#### [Raw data]
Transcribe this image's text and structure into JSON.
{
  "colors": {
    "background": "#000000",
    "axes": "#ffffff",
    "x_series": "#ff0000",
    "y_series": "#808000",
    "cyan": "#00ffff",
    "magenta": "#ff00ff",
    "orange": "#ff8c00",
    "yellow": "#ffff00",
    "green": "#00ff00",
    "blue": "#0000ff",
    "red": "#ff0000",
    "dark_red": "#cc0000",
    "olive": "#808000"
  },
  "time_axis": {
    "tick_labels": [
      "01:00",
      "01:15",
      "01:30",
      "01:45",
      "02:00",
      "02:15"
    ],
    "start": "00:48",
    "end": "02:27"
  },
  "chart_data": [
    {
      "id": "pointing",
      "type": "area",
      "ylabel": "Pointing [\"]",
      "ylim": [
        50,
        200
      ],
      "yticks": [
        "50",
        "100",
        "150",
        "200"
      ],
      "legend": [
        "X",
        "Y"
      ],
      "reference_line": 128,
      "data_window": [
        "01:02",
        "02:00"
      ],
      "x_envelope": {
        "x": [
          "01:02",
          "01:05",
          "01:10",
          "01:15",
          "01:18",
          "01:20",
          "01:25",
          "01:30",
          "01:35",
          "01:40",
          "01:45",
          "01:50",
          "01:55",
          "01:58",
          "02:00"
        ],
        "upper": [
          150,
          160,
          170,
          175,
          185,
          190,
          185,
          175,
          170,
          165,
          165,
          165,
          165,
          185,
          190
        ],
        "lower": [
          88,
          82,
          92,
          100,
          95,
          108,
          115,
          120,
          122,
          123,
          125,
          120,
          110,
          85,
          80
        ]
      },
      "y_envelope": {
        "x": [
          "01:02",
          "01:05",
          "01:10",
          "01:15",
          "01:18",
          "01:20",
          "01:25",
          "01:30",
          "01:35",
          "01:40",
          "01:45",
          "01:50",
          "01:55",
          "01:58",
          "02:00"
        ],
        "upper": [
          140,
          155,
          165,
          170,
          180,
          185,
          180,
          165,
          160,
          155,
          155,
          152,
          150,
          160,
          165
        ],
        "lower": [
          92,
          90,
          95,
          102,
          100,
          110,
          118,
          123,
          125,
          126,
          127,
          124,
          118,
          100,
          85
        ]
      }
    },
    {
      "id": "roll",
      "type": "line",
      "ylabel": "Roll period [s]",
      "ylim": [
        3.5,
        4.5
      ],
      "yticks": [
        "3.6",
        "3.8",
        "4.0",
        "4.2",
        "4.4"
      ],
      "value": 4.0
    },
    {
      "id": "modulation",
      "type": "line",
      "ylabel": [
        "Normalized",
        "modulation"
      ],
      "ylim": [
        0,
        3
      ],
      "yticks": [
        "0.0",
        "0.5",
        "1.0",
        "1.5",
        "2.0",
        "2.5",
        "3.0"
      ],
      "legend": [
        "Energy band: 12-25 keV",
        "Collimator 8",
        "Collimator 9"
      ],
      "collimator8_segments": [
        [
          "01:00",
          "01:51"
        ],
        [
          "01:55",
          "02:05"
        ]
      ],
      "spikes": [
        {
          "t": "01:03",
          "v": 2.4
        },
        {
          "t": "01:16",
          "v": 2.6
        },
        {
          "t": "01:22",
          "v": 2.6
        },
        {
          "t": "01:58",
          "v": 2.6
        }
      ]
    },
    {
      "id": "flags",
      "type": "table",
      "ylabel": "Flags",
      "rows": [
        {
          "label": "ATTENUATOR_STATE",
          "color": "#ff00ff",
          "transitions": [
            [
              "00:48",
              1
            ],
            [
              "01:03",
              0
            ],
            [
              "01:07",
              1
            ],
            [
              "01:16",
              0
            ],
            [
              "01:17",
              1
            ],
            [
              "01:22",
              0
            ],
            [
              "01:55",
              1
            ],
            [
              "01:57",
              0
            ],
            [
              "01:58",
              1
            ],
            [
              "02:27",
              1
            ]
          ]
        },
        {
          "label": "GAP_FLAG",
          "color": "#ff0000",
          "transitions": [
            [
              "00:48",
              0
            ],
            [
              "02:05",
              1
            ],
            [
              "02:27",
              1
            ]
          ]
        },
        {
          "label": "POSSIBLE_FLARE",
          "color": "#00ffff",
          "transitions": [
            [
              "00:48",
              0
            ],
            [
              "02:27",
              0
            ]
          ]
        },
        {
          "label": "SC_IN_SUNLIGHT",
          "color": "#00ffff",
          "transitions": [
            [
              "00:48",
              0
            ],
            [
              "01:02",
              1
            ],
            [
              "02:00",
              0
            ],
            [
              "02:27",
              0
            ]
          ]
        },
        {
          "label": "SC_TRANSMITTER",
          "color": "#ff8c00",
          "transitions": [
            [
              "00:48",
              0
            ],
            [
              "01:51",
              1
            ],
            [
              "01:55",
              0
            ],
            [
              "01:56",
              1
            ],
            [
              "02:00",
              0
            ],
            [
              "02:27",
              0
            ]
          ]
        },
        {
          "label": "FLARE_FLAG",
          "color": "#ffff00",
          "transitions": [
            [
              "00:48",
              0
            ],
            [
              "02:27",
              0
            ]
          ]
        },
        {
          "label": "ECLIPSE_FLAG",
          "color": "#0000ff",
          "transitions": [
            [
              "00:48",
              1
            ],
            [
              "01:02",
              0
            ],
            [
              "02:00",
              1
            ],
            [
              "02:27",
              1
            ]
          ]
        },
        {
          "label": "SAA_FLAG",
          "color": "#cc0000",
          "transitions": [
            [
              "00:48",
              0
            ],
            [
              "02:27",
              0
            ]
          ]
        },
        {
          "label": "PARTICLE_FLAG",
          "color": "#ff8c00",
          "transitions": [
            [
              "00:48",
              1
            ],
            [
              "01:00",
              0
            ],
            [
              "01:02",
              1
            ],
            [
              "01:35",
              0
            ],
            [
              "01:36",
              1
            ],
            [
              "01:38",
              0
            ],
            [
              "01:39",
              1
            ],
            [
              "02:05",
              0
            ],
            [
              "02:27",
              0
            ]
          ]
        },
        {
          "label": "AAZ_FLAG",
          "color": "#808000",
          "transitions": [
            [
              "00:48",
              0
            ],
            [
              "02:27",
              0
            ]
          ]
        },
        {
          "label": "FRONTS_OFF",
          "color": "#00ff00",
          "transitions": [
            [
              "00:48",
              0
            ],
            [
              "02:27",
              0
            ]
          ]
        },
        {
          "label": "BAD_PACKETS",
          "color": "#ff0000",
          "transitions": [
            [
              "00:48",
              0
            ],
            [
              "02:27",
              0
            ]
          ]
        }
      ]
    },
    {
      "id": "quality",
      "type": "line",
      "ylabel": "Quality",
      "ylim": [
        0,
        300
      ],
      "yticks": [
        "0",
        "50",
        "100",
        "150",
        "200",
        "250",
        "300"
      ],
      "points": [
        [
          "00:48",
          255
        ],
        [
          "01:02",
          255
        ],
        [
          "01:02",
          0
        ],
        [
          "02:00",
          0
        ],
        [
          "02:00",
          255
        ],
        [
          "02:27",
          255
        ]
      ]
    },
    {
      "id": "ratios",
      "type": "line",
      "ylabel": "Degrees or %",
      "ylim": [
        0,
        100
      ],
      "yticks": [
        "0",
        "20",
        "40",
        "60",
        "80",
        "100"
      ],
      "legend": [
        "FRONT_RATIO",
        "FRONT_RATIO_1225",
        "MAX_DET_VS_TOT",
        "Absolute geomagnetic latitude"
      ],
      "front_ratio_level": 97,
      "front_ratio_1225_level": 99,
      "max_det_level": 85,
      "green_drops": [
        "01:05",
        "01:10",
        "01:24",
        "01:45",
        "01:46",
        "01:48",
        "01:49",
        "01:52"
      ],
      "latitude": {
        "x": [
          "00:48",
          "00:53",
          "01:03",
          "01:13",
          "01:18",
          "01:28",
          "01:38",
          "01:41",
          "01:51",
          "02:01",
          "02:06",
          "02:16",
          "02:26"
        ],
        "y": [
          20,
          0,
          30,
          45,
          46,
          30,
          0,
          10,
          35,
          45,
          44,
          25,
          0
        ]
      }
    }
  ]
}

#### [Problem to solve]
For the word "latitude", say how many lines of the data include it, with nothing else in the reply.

#### [Response]
2